1. Fish is high in important nutrients
Generally speaking, all types of fish are good for you.
They are high in many nutrients that most people aren’t getting enough of.
This includes high-quality protein, iodine and various vitamins and minerals. However, some fish are better than others, and the fatty types of fish are considered the healthiest. That’s because fatty fish (like salmon, trout, sardines, tuna and mackerel) are higher in fat-based nutrients. This includes the fat-soluble vitamin D, a nutrient that most people are deficient in. It functions like a steroid hormone in the body. Fatty fish are also much higher in omega-3 fatty acids. These fatty acids are crucial for your body and brain to function optimally, and are strongly linked to reduced risk of many diseases.
To meet your omega-3 requirements, eating fatty fish at least once or twice a week is recommended.
Fish is high in many important nutrients, including high-quality protein, iodine and various vitamins and minerals. Fatty types of fish are also high in omega-3 fatty acids and vitamin D.
2. Fish may lower your risk of heart attacks and strokes
Heart attacks and strokes are the two most common causes of premature death in the world. Fish is generally considered to be among the best foods you can eat for a healthy heart. Not surprisingly, many large observational studies have shown that people who eat fish regularly seem to have a lower risk of heart attacks, strokes and death from heart disease. Researchers believe that the fatty types of fish are even more beneficial for heart health, because of their high amount of omega-3 fatty acids.
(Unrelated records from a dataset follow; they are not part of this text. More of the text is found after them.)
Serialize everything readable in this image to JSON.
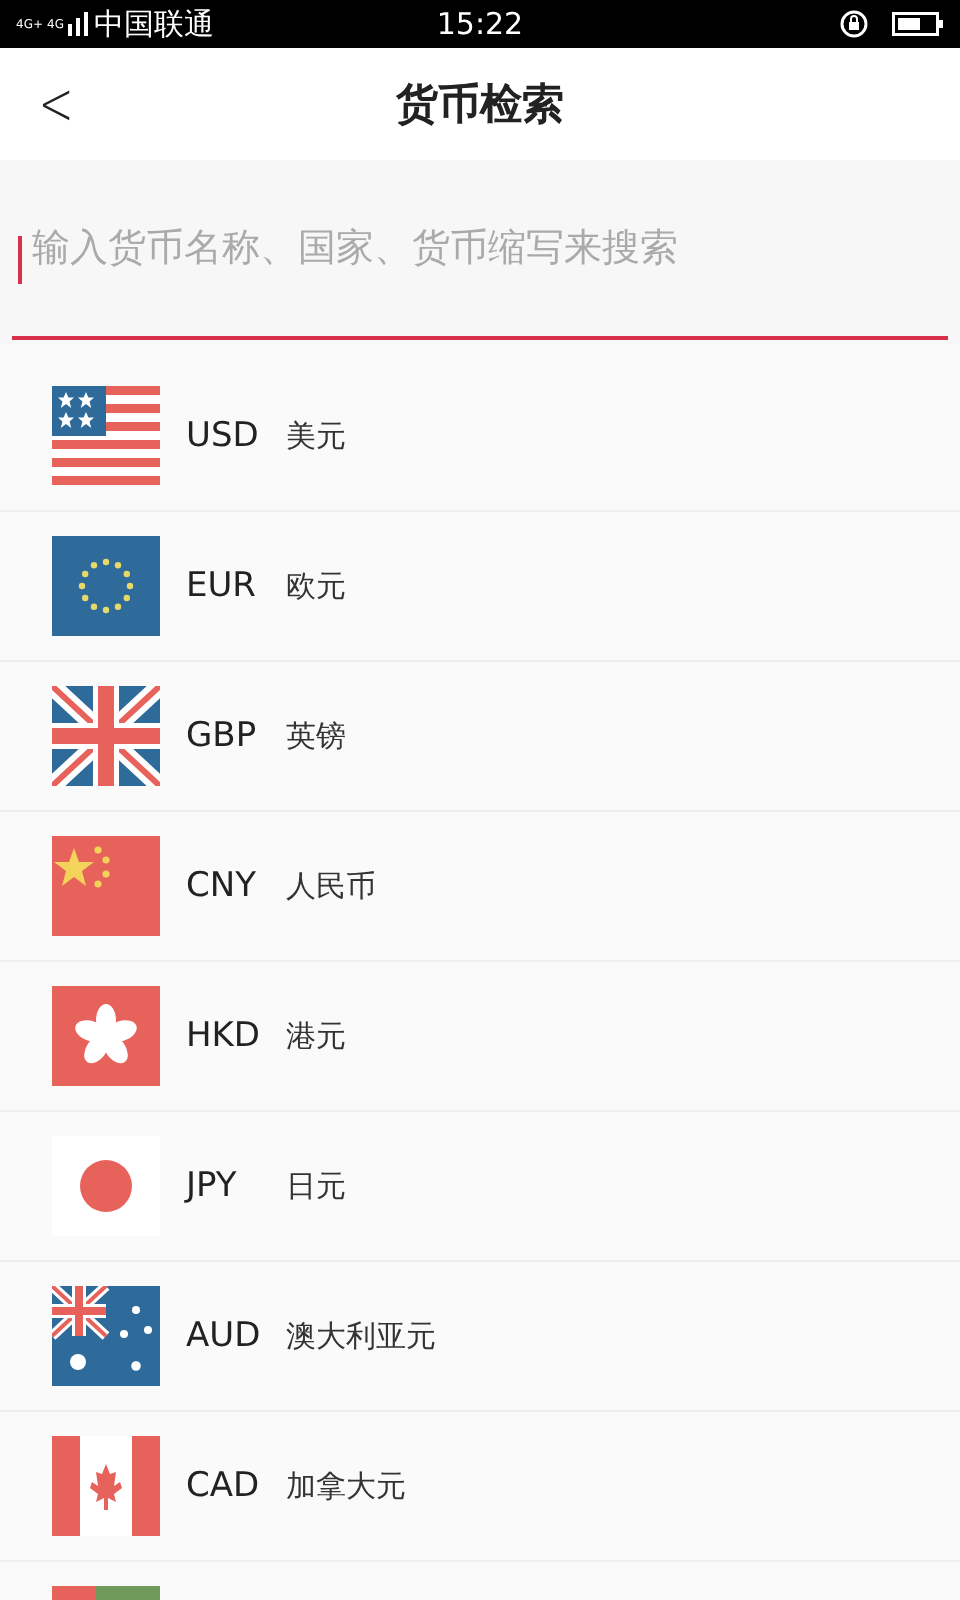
{
  "status_bar": {
    "network_1": "4G+",
    "network_2": "4G",
    "carrier": "中国联通",
    "time": "15:22"
  },
  "header": {
    "back": "<",
    "title": "货币检索"
  },
  "search": {
    "placeholder": "输入货币名称、国家、货币缩写来搜索"
  },
  "currencies": [
    {
      "code": "USD",
      "name": "美元",
      "kind": "us"
    },
    {
      "code": "EUR",
      "name": "欧元",
      "kind": "eu"
    },
    {
      "code": "GBP",
      "name": "英镑",
      "kind": "gb"
    },
    {
      "code": "CNY",
      "name": "人民币",
      "kind": "cn"
    },
    {
      "code": "HKD",
      "name": "港元",
      "kind": "hk"
    },
    {
      "code": "JPY",
      "name": "日元",
      "kind": "jp"
    },
    {
      "code": "AUD",
      "name": "澳大利亚元",
      "kind": "au"
    },
    {
      "code": "CAD",
      "name": "加拿大元",
      "kind": "ca"
    },
    {
      "kind": "rg"
    }
  ]
}
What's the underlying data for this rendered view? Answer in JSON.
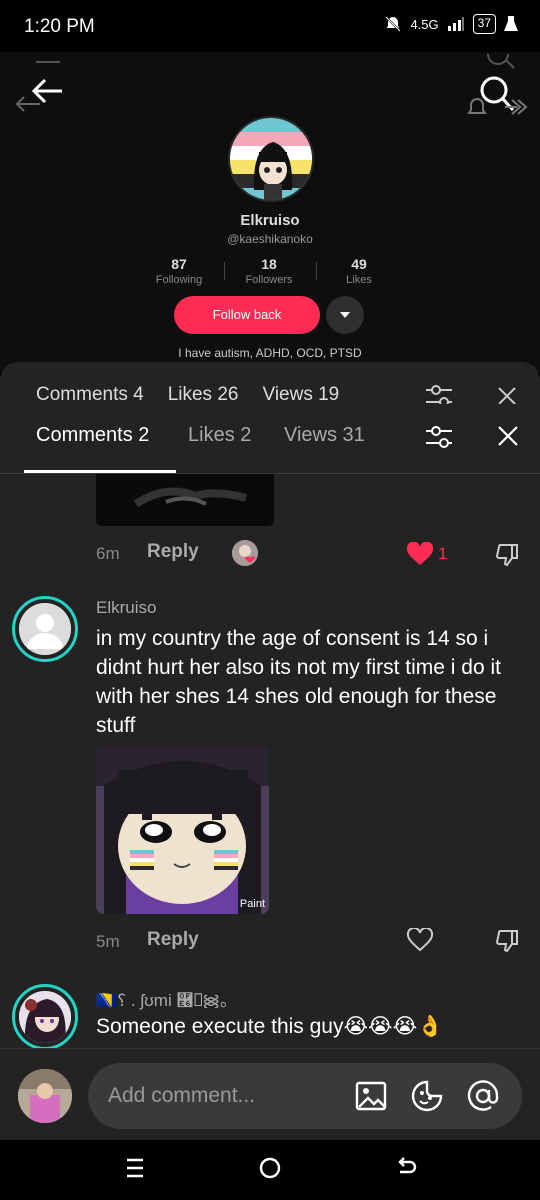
{
  "status": {
    "time": "1:20 PM",
    "network": "4.5G",
    "battery": "37"
  },
  "profile": {
    "name": "Elkruiso",
    "handle": "@kaeshikanoko",
    "following_count": "87",
    "following_label": "Following",
    "followers_count": "18",
    "followers_label": "Followers",
    "likes_count": "49",
    "likes_label": "Likes",
    "follow_label": "Follow back",
    "bio": "I have autism, ADHD, OCD, PTSD"
  },
  "ghost_tabs": {
    "comments": "Comments 4",
    "likes": "Likes 26",
    "views": "Views 19"
  },
  "tabs": {
    "comments": "Comments 2",
    "likes": "Likes 2",
    "views": "Views 31"
  },
  "comments": [
    {
      "time": "6m",
      "reply_label": "Reply",
      "like_count": "1"
    },
    {
      "name": "Elkruiso",
      "text": "in my country the age of consent is 14 so i didnt hurt her also its not my first time i do it with her shes 14 shes old enough for these stuff",
      "image_watermark": "Paint",
      "time": "5m",
      "reply_label": "Reply"
    },
    {
      "name": "🇧🇦⸮   .   ʃʊmi  ࿦⎕᯼｡",
      "text": "Someone execute this guy😭😭😭👌"
    }
  ],
  "input": {
    "placeholder": "Add comment..."
  },
  "colors": {
    "accent": "#fe2c55",
    "ring": "#22d3c6",
    "sheet": "#232323"
  }
}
Eating at least one serving of fish per week has been linked to reduced risk of heart attacks and strokes, two of the world’s biggest killers.
3. Fish contains nutrients that are crucial during development
Omega-3 fatty acids are absolutely essential for growth and development. The omega-3 fatty acid docosahexaenoic acid (DHA) is especially important, because it accumulates in the developing brain and eye. For this reason, it is often recommended that expecting and nursing mothers make sure to eat enough omega-3 fatty acids. However, there is one caveat with recommending fish to expecting mothers. Some fish is high in mercury, which ironically is linked to brain developmental problems. For this reason, pregnant women should only eat fish that are low in the food chain (salmon, sardines, trout, etc.), and no more than 12 ounces (340 grams) per week. Pregnant women should also avoid raw and uncooked fish (including sushi), because it may contain microorganisms that can harm the foetus.
Fish is high in omega-3 fatty acids, which is essential for development of the brain and eyes. It is recommended that expecting and nursing mothers make sure to eat enough omega-3s.
4. Fish may increase grey matter in the brain and protect it from age-related deterioration
One of the consequences of ageing is that brain function often deteriorates (referred to as age-related cognitive decline). This is normal in many cases, but then there are also serious neurodegenerative diseases like Alzheimer’s disease. Interestingly, many observational studies have shown that people who eat more fish have slower rates of cognitive decline.
One mechanism could be related to grey matter in the brain. Grey matter is the major functional tissue in your brain, containing the neurons that process information, store memories and make you human.
Studies have shown that people who eat fish every week have more grey matter in the centres of the brain that regulate emotion and memory.
Fish consumption is linked to reduced decline in brain function in old age. People who eat fish regularly also have more grey matter in the brain centres that control memory and emotion.
5. Fish consumption is linked to reduced risk of autoimmune diseases, including type 1 diabetes
Autoimmune disease occurs when the immune system mistakenly attacks and destroys healthy body tissues. A key example is type 1 diabetes, which involves the immune system attacking the insulin-producing cells in the pancreas. Several studies have found that omega-3 or fish oil consumption is linked to reduced risk of type 1 diabetes in children, as well as a form of autoimmune diabetes in adults.
The results are preliminary, but researchers believe that this may be caused by the omega-3 fatty acids and vitamin D in fish and fish oils. Some believe that fish consumption may also lower the risk of rheumatoid arthritis and multiple sclerosis, but the current evidence is weak at best.
Eating fish has been linked to reduced risk of type 1 diabetes and several other autoimmune diseases.